■ WORK INSTRUCTIONS ■
Every entry, from the first to the last, should be written out exactly.

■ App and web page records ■
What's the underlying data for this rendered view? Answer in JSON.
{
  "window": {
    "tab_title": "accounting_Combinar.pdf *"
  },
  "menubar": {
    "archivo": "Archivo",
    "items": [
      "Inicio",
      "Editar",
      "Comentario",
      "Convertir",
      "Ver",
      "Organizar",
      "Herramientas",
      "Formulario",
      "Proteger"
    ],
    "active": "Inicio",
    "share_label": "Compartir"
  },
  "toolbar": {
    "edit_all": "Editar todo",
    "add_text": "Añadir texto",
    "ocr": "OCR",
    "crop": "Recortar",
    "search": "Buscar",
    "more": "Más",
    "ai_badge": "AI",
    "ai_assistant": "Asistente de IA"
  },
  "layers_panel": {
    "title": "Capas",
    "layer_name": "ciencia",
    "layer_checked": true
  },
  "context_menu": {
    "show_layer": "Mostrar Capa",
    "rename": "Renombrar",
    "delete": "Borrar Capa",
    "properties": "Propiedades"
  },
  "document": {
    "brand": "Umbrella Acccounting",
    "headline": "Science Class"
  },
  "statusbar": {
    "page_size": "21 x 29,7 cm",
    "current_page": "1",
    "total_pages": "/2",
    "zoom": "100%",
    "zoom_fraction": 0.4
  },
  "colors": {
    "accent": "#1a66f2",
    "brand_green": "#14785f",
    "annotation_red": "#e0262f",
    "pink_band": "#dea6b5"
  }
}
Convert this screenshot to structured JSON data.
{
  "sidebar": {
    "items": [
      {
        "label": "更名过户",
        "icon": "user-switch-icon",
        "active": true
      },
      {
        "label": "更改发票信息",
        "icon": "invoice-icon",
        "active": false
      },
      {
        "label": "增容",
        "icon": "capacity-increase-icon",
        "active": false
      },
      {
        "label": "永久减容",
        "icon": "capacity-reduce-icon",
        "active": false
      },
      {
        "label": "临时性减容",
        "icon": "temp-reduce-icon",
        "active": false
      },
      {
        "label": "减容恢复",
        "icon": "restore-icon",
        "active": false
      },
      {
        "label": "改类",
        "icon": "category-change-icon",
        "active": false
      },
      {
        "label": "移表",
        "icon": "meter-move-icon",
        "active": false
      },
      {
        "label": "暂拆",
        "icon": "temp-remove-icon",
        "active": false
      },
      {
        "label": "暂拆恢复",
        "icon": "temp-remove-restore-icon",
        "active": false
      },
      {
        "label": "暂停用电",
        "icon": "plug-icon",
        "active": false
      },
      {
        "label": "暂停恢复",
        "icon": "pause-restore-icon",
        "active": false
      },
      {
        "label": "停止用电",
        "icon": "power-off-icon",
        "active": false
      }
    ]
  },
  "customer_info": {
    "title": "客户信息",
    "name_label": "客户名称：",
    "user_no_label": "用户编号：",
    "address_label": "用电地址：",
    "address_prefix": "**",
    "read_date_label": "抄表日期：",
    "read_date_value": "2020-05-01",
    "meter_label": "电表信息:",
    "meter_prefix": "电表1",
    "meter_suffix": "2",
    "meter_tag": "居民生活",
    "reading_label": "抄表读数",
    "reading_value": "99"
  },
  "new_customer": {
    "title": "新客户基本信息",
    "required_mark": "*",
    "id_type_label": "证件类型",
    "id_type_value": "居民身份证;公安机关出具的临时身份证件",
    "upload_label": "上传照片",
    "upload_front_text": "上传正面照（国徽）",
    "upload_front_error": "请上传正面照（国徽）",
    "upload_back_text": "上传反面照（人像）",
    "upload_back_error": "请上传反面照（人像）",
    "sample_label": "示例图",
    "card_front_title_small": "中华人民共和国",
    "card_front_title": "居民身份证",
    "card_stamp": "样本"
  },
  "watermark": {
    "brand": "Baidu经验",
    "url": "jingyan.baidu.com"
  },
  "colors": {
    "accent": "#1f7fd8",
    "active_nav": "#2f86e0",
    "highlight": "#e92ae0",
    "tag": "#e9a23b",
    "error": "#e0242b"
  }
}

■ YOUR SOLUTION ■
What's the underlying data for this rendered view? Answer in JSON.
{
  "window": {
    "tab_title": "accounting_Combinar.pdf *"
  },
  "menubar": {
    "archivo": "Archivo",
    "items": [
      "Inicio",
      "Editar",
      "Comentario",
      "Convertir",
      "Ver",
      "Organizar",
      "Herramientas",
      "Formulario",
      "Proteger"
    ],
    "active": "Inicio",
    "share_label": "Compartir"
  },
  "toolbar": {
    "edit_all": "Editar todo",
    "add_text": "Añadir texto",
    "ocr": "OCR",
    "crop": "Recortar",
    "search": "Buscar",
    "more": "Más",
    "ai_badge": "AI",
    "ai_assistant": "Asistente de IA"
  },
  "layers_panel": {
    "title": "Capas",
    "layer_name": "ciencia",
    "layer_checked": true
  },
  "context_menu": {
    "show_layer": "Mostrar Capa",
    "rename": "Renombrar",
    "delete": "Borrar Capa",
    "properties": "Propiedades"
  },
  "document": {
    "brand": "Umbrella Acccounting",
    "headline": "Science Class"
  },
  "statusbar": {
    "page_size": "21 x 29,7 cm",
    "current_page": "1",
    "total_pages": "/2",
    "zoom": "100%",
    "zoom_fraction": 0.4
  },
  "colors": {
    "accent": "#1a66f2",
    "brand_green": "#14785f",
    "annotation_red": "#e0262f",
    "pink_band": "#dea6b5"
  }
}
Convert this screenshot to structured JSON data.
{
  "sidebar": {
    "items": [
      {
        "label": "更名过户",
        "icon": "user-switch-icon",
        "active": true
      },
      {
        "label": "更改发票信息",
        "icon": "invoice-icon",
        "active": false
      },
      {
        "label": "增容",
        "icon": "capacity-increase-icon",
        "active": false
      },
      {
        "label": "永久减容",
        "icon": "capacity-reduce-icon",
        "active": false
      },
      {
        "label": "临时性减容",
        "icon": "temp-reduce-icon",
        "active": false
      },
      {
        "label": "减容恢复",
        "icon": "restore-icon",
        "active": false
      },
      {
        "label": "改类",
        "icon": "category-change-icon",
        "active": false
      },
      {
        "label": "移表",
        "icon": "meter-move-icon",
        "active": false
      },
      {
        "label": "暂拆",
        "icon": "temp-remove-icon",
        "active": false
      },
      {
        "label": "暂拆恢复",
        "icon": "temp-remove-restore-icon",
        "active": false
      },
      {
        "label": "暂停用电",
        "icon": "plug-icon",
        "active": false
      },
      {
        "label": "暂停恢复",
        "icon": "pause-restore-icon",
        "active": false
      },
      {
        "label": "停止用电",
        "icon": "power-off-icon",
        "active": false
      }
    ]
  },
  "customer_info": {
    "title": "客户信息",
    "name_label": "客户名称：",
    "user_no_label": "用户编号：",
    "address_label": "用电地址：",
    "address_prefix": "**",
    "read_date_label": "抄表日期：",
    "read_date_value": "2020-05-01",
    "meter_label": "电表信息:",
    "meter_prefix": "电表1",
    "meter_suffix": "2",
    "meter_tag": "居民生活",
    "reading_label": "抄表读数",
    "reading_value": "99"
  },
  "new_customer": {
    "title": "新客户基本信息",
    "required_mark": "*",
    "id_type_label": "证件类型",
    "id_type_value": "居民身份证;公安机关出具的临时身份证件",
    "upload_label": "上传照片",
    "upload_front_text": "上传正面照（国徽）",
    "upload_front_error": "请上传正面照（国徽）",
    "upload_back_text": "上传反面照（人像）",
    "upload_back_error": "请上传反面照（人像）",
    "sample_label": "示例图",
    "card_front_title_small": "中华人民共和国",
    "card_front_title": "居民身份证",
    "card_stamp": "样本"
  },
  "watermark": {
    "brand": "Baidu经验",
    "url": "jingyan.baidu.com"
  },
  "colors": {
    "accent": "#1f7fd8",
    "active_nav": "#2f86e0",
    "highlight": "#e92ae0",
    "tag": "#e9a23b",
    "error": "#e0242b"
  }
}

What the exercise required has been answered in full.